Establishing that political rhetoric did not cause Jared Lee Loughner to go on a bloody rampage in the attempted assassination of Gabrielle Giffords seems not to be enough to quell rumblings to the contrary. As more and more information has emerged regarding the identity of the murderer, it has become increasingly clear to all but the Left that this tragedy is the result of Loughner’s delusional psychotic breakdown, and it has become increasingly obvious that attempting to attribute any logical meaning to the senseless disaster is an exercise in ignorance.
Then Obama decided to make the trip to Tuscon…
Let’s say Obama believes that the killing is the result of political rhetoric and talk radio, which– if he is anything like his left-wing friends in the media– is very likely the case. The question remains: will he make the mistake of making this point in Tuscon?
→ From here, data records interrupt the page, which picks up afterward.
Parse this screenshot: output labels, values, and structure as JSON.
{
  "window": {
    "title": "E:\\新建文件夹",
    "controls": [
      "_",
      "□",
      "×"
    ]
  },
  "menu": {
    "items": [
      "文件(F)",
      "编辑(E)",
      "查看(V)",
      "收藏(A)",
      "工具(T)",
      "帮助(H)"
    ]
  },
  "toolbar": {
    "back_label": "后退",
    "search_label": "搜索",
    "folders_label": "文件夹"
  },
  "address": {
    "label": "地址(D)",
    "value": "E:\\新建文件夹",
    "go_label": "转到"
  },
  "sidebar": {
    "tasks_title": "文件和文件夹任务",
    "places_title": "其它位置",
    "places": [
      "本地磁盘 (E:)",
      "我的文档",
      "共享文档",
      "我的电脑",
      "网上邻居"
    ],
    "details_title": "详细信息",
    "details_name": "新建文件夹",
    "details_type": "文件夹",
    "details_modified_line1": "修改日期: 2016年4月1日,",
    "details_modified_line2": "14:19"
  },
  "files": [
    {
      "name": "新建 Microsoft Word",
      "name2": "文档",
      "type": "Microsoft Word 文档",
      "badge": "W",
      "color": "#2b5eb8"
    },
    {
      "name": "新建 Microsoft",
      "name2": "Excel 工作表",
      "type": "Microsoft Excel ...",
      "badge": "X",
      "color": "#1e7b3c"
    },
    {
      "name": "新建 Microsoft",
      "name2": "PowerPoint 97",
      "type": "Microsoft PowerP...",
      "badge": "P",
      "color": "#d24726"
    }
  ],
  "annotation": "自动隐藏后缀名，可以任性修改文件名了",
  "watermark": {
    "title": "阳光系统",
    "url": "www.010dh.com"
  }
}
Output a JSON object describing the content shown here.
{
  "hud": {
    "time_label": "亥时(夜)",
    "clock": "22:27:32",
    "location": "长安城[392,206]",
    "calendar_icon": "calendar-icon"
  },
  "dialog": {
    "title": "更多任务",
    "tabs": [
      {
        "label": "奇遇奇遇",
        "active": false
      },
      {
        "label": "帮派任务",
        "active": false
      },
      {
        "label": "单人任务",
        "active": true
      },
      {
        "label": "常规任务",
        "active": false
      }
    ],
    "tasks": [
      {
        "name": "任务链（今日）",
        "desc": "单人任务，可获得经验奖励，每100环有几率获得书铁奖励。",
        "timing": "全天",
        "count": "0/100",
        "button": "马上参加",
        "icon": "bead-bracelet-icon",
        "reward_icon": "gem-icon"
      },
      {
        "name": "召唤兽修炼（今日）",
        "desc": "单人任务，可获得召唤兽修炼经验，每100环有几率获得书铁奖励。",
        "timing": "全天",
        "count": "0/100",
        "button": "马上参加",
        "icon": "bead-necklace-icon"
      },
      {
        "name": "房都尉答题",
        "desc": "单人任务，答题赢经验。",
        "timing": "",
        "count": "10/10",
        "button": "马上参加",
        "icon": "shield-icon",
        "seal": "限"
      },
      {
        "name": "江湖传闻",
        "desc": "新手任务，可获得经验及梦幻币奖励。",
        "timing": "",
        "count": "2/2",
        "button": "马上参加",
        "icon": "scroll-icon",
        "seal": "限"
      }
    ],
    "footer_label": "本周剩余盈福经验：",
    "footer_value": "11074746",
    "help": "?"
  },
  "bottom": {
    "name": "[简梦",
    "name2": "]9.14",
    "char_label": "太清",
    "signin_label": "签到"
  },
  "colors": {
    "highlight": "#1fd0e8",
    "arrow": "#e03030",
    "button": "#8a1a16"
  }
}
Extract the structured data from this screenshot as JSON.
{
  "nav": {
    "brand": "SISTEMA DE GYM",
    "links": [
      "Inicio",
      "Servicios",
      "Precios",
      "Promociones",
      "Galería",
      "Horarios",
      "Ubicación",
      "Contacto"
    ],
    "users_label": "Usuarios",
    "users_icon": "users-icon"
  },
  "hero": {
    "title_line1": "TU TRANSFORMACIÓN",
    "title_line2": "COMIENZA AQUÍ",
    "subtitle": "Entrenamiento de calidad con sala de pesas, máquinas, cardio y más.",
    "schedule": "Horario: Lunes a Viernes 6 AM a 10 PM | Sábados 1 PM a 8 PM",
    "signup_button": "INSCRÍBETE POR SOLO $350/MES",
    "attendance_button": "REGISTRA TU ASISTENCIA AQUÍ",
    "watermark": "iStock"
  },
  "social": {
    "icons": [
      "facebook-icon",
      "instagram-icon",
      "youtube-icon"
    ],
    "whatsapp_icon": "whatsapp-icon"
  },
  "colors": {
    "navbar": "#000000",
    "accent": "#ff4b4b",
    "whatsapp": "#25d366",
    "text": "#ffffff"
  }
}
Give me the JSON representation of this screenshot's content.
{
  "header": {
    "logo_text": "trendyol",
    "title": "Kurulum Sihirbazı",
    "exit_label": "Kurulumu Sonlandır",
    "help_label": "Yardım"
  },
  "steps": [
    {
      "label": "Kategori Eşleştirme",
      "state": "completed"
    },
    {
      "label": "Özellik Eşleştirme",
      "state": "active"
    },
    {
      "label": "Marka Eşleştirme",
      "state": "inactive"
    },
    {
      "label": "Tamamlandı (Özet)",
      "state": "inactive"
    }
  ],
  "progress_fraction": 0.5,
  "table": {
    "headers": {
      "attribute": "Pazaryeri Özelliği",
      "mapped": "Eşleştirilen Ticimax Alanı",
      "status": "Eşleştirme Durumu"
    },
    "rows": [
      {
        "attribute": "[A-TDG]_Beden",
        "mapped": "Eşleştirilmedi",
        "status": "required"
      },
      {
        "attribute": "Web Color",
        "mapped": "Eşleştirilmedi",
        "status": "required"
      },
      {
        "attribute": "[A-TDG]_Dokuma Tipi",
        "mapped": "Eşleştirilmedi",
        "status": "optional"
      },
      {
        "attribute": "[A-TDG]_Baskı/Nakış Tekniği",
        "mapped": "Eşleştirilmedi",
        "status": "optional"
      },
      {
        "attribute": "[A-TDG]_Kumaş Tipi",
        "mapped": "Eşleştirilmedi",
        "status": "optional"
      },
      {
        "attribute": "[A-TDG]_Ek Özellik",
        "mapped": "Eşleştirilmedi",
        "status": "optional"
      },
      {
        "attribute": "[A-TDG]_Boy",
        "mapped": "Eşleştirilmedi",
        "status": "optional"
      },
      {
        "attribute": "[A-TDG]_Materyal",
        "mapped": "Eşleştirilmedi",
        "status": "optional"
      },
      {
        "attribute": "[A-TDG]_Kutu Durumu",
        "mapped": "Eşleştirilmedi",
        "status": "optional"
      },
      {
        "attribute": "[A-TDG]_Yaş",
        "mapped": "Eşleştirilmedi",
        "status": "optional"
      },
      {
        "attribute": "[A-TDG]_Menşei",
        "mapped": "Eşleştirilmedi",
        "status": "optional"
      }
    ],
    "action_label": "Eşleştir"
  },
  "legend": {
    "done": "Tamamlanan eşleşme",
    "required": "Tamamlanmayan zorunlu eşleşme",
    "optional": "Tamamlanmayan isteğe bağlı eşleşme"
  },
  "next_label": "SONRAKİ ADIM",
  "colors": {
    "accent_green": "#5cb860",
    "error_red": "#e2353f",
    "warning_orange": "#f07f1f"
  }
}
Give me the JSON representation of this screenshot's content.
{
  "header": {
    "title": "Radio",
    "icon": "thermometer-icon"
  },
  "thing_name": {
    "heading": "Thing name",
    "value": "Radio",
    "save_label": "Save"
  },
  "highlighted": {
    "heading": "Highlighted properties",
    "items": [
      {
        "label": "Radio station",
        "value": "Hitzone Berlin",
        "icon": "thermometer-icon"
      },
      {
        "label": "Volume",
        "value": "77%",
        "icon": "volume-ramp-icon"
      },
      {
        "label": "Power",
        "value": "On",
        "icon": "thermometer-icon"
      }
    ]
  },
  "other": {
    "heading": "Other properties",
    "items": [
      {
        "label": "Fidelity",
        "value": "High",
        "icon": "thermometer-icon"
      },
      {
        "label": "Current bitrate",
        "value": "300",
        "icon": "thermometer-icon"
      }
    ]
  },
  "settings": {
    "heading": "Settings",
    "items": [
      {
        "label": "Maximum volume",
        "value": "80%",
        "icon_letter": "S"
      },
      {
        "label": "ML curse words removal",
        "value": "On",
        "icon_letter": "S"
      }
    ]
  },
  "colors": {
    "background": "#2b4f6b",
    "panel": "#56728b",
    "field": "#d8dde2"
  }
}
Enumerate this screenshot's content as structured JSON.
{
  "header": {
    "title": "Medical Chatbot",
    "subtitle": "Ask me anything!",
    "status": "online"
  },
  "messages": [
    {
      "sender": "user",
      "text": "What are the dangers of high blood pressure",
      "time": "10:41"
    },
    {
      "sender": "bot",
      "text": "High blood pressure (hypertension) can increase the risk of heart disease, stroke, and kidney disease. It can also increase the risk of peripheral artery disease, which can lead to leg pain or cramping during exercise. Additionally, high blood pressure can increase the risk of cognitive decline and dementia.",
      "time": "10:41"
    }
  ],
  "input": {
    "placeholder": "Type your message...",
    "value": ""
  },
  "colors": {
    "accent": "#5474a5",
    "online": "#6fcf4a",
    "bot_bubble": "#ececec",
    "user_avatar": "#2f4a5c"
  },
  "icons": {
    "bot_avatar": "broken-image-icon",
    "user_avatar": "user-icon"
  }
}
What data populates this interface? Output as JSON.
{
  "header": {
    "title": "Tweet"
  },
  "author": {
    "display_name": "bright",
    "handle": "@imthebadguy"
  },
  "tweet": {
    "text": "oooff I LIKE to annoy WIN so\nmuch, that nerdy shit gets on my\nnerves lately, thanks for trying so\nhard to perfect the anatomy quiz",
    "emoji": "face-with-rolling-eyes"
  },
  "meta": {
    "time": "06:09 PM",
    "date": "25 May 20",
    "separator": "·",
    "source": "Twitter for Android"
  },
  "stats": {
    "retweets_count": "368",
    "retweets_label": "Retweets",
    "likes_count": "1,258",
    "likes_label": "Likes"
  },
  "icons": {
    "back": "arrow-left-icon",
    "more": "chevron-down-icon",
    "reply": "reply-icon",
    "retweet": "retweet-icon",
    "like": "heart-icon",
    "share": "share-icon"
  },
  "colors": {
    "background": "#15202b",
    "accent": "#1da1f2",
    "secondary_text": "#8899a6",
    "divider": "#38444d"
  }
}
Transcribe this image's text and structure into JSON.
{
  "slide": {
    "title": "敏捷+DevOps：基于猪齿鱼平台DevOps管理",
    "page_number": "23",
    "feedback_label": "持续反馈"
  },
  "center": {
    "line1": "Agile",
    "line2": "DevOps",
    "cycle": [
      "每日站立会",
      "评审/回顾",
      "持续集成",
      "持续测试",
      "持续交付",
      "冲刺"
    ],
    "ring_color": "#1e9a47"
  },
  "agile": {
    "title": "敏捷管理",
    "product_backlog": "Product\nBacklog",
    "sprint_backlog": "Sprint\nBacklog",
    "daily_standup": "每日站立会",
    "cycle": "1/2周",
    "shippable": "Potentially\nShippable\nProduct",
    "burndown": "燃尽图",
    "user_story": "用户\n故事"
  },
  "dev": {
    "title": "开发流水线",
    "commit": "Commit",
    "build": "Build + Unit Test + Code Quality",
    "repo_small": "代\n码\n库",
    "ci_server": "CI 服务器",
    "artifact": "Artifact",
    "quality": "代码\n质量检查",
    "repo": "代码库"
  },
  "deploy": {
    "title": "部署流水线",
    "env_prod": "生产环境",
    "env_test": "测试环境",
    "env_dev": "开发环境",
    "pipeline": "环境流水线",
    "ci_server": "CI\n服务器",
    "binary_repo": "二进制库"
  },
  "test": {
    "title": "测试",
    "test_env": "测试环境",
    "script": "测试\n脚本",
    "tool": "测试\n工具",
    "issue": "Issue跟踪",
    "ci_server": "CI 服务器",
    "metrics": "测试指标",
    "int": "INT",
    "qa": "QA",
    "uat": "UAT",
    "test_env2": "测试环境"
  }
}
If Obama really wants to “tone down the rhetoric,” it makes very little sense to engage in a blame game. Already, we have seen the end result of that course of action. This shooting has created more anger and division than ever there was before. From personally blaming Sarah Palin, to targeting conservative talk radio, to blaming the Tea Party itself, the result of blaming the Right has been a firestorm of backlash from the targets of the nonsensical argument. In fact Sarah Palin announced today that any direct accusations towards her amount to “blood libel,” and she is not wrong at all.
So, if Obama thinks that we need to cut down on partisan politics– a ridiculous and irrelevant argument in the first place– it makes zero sense to make any statement regarding that issue. If he makes his speech about politics, it will have an adverse and divisive effect on the American people, and he knows it. It doesn’t take much thinking to reach that realization, which is good thing for him, and since we can safely assume that President Obama is not brain-dead, we should expect that he has come to this conclusion as well, making any partisan jib-jab, well, political rhetoric…
However, it hardly matters what President Obama thinks, because the question of intent matters very little. Whether Obama believes the shooting was a result of political rhetoric or not, any statement regarding the national political climate will have the same effect, producing an explosion of anger and further polarization. If Obama makes any mention of partisan politics, consider it an act equal to that of conspiracy to overthrow the government (which is interesting considering he is the government).
But, just in case he thinks he might be able to get away with tossing in a line or two about “moderation” and “unifying American politics,” he should consider a more fundamentally simplistic argument; if he says anything to that effect, he will come off as a complete and utter fool. Definitions in logic and statistics define the political rhetoric argument regarding the Giffords case as a logical fallacy, resulting from a false belief that a correlation between two events implies causation. The scientific definition is as follows:
Correlation implies causation is a logical fallacy by which two events that occur together are claimed to have a cause-and-effect relationship. The fallacy is also known as cum hoc ergo propter hoc (Latin for “with this, therefore because of this”) and false cause. By contrast, the fallacy post hoc ergo propter hoc requires that one event occur before the other and so may be considered a type of cum hoc fallacy.
In other words, saying that Loughner’s rampage is the result of high levels of political rhetoric is exactly like saying Nadal Malik Hassan shot up Fort Hood because there are high levels of divorce in the United States. Just because large amounts of political rhetoric exist in 2010/2011, it in no way means that the rhetoric caused Loughner to kill people, and just because there was a high divorce rate in 2009, it in no way means that divorce rates caused Nadal Malik Hassan to kill innocent people at Fort Hood. Events can happen independently of one another, and forcing a correlation where none exists is not just ignorant, but pathetic.
What we need now is leadership. We do not need politics, and we certainly do not need our President to engage in a political controversy borne of fallacious argumentation. As George Will writes in the Washington Post, humans have attempted to find meaning for puzzling events since the beginning of time. His example goes like this:
It would be merciful if, when tragedies such as Tucson’s occur, there were a moratorium on sociology. But respites from half-baked explanations, often serving political opportunism, are impossible because of a timeless human craving and a characteristic of many modern minds.
The craving is for banishing randomness and the inexplicable from human experience. Time was, the gods were useful. What is thunder? The gods are angry. Polytheism was explanatory. People postulated causations.
Demystification of the world opened the way for real science, including the social sciences. And for a modern characteristic. And for charlatans
Yep, time was the gods were blamed for thunder. Now, we look back and laugh and the obvious attempt to justify a seemingly inexplicable occurrence. Maybe 100 years from now future generations will look back and say, “yep, time was psychotic murderous rampages were blamed on political rhetoric. What idiots they were in 2010, huh?”
Obama needs to be a leader for once, and attempting to find sense in a senseless act ain’t it.